DSU announces 75% on-campus residency and 'robust' testing protocol for fall semester
Delaware State University unveiled a plan for reopening this fall that includes regular testing of students for the coronavirus.
Administrators announced Tuesday the university will have about 75 percent of the students that would normally live in its residence halls.
DSU president Tony Allen says that’s only possible because the school plans to test students before they come to campus and regularly while they’re there, starting with the roughly thirty aviation students and staff currently on campus. The school is partnering with a nonprofit to advise on its testing protocol.
“Our relationship with Testing for America we believe is the number one driver of our ability to open safely,” said Allen.
The school expects to have about 3,000 students, faculty and staff on campus during a given week, but plans to develop capacity to regularly test 4,850 people by Aug. 31. The frequency of testing will depend on the virus' prevalence and the risk level of various groups.
The school has not yet made housing assignments, but will leave some space open for students that need to quarantine.
LaKresha Moultrie, general counsel and chief enterprise risk officer, says the school will institute modified occupancy limits in meeting rooms, labs and other indoor spaces and will install barriers where social distancing is difficult. Students, staff and faculty will be expected to wear face masks in all shared spaces. They’ll also be required to undergo COVID-19 safety training and complete daily symptom screenings.
All regular classes will be in a remote format where faculty and students meet by video conference.
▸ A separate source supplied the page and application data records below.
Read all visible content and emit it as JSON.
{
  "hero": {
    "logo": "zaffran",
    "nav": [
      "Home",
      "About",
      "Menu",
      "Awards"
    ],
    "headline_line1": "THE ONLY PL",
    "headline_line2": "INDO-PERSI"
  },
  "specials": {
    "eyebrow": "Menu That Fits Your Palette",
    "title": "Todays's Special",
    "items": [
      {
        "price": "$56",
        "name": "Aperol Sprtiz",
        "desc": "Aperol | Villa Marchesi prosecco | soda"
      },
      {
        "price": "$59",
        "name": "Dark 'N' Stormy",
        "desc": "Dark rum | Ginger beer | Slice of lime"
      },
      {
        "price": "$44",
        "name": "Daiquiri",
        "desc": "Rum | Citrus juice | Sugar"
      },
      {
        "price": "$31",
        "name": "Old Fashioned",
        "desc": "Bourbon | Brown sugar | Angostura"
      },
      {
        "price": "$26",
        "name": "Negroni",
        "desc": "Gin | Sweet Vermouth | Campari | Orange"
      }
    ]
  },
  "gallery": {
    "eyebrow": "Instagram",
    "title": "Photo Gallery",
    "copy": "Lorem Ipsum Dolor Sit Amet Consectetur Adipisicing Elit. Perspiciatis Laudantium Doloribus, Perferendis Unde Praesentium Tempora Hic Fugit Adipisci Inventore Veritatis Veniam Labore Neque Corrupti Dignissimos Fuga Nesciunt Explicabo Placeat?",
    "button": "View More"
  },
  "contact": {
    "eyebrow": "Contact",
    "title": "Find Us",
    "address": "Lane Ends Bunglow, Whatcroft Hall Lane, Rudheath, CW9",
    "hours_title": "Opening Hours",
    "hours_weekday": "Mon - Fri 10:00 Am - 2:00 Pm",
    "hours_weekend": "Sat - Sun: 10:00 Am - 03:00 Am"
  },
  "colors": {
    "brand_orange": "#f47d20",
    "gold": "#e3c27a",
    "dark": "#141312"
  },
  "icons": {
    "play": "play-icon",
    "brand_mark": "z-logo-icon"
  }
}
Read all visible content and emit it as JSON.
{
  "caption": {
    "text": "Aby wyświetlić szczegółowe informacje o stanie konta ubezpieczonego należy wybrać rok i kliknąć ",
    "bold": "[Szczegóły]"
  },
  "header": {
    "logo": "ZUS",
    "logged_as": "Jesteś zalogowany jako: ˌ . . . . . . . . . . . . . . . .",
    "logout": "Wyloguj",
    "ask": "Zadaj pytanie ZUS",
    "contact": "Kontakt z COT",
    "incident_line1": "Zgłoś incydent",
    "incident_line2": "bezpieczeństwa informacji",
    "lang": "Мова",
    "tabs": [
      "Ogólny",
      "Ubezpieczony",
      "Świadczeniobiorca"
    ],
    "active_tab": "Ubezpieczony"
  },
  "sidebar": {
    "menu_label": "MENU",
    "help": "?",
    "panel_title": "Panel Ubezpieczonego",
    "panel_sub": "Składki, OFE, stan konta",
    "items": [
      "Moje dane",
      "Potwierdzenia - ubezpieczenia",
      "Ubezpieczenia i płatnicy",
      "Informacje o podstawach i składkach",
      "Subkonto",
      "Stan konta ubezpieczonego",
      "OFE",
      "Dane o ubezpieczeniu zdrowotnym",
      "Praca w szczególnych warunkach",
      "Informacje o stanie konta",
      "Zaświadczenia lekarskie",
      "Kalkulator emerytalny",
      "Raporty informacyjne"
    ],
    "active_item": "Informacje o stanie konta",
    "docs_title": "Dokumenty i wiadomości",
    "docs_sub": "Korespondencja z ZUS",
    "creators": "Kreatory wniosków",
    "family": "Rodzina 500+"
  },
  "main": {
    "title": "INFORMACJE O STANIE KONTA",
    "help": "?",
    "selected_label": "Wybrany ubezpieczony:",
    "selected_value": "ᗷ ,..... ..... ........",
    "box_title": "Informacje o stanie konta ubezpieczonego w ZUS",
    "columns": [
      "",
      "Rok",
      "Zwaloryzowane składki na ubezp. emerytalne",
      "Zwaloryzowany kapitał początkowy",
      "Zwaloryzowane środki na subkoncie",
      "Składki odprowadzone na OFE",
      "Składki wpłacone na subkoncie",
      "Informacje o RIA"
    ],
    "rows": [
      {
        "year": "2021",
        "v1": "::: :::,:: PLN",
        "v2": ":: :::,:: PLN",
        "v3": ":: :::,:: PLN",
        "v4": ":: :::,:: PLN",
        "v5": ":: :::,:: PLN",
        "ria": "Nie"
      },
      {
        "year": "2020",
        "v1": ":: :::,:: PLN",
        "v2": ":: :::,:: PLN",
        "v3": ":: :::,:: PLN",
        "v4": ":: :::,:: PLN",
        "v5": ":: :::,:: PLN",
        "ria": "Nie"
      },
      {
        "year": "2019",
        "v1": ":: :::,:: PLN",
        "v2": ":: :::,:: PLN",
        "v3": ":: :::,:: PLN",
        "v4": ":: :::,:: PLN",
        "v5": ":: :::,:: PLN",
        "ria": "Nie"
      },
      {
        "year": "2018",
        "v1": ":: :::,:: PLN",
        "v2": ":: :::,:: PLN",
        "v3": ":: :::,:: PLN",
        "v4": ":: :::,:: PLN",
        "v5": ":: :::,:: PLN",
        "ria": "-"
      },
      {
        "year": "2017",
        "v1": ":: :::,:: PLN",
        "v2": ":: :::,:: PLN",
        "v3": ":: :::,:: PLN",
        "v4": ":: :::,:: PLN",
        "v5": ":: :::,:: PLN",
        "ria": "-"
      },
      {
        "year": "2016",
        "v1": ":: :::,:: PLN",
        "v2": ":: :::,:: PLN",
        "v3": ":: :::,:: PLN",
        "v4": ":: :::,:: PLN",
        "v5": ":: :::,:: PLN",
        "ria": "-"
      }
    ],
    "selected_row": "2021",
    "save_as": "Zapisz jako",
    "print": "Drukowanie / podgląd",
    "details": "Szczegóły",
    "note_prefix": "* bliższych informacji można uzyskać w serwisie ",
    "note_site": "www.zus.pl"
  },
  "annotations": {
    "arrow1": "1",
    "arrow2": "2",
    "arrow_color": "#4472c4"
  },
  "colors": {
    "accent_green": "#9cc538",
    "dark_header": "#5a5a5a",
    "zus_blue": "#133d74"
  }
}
Experiential course requirements may be in-person with proper protective equipment and social distancing.
“For 85-plus percent of the courses, they will be delivered in a remote format, meaning that faculty and students will engage in a virtual face-to-face or synchronous format at least once or twice a week,”” said DSU Provost Saundra DeLauder during Tuesday’s announcement.
DeLauder says the academic calendar will start Aug. 25 like usual. Students will be encouraged to stay near or on campus during Thanksgiving Break, then take remote final exams and finish Dec. 11.
Homecoming weekend is rescheduled for next April, and fall semester commencement will also be moved to the spring.
Some private colleges and universities have announced tuition cuts or are considering them. The University of Delaware froze tuition for the upcoming school year.
DeLauder says DSU’s tuition model will remain the same. “We do not expect the tuition model to change because faculty will be engaging you in a face-to-face format whether it’s physically face-to-face or synchronous, or remote,” she said.
The school’s testing ramp up will continue when the football, women’s soccer and women’s volleyball teams report for pre-season camp later this month. Athletes must test negative for the virus before arriving.